Set down a faithful copy of every record, and skip the pictures in it.

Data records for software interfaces
====

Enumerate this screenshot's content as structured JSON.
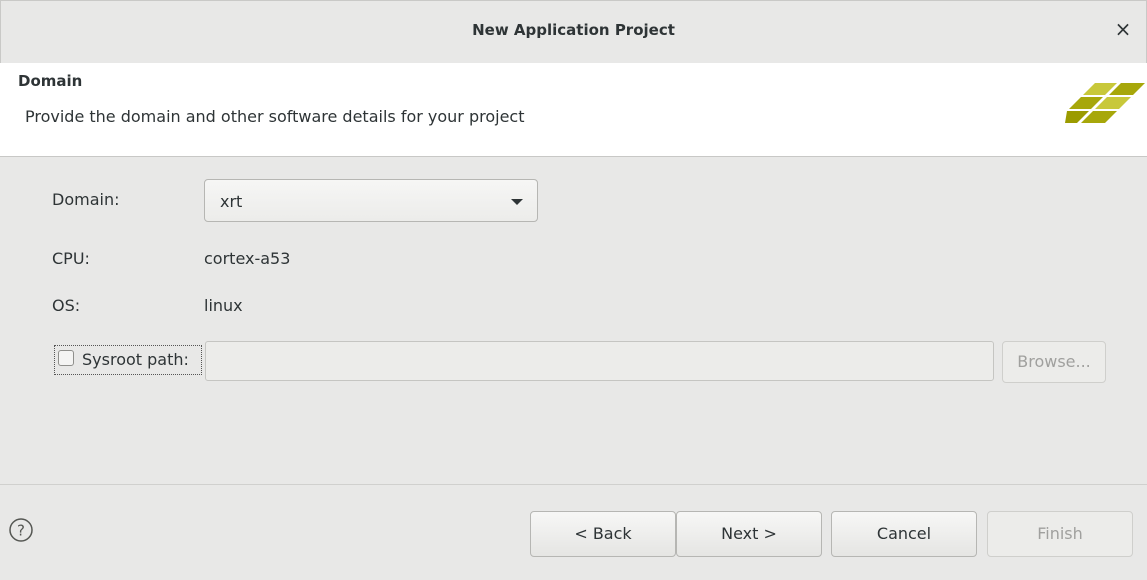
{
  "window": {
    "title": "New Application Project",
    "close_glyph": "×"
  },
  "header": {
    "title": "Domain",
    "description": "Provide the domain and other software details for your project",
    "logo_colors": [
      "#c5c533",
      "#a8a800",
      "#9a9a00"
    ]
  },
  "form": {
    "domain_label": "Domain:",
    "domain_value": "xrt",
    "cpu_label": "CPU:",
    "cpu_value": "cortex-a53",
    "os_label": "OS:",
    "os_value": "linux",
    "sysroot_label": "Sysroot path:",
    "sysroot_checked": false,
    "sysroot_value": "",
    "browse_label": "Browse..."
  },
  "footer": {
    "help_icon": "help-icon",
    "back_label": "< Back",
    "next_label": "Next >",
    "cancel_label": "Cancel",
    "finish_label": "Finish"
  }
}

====

**Your response**
Enumerate this screenshot's content as structured JSON.
{
  "window": {
    "title": "New Application Project",
    "close_glyph": "×"
  },
  "header": {
    "title": "Domain",
    "description": "Provide the domain and other software details for your project",
    "logo_colors": [
      "#c5c533",
      "#a8a800",
      "#9a9a00"
    ]
  },
  "form": {
    "domain_label": "Domain:",
    "domain_value": "xrt",
    "cpu_label": "CPU:",
    "cpu_value": "cortex-a53",
    "os_label": "OS:",
    "os_value": "linux",
    "sysroot_label": "Sysroot path:",
    "sysroot_checked": false,
    "sysroot_value": "",
    "browse_label": "Browse..."
  },
  "footer": {
    "help_icon": "help-icon",
    "back_label": "< Back",
    "next_label": "Next >",
    "cancel_label": "Cancel",
    "finish_label": "Finish"
  }
}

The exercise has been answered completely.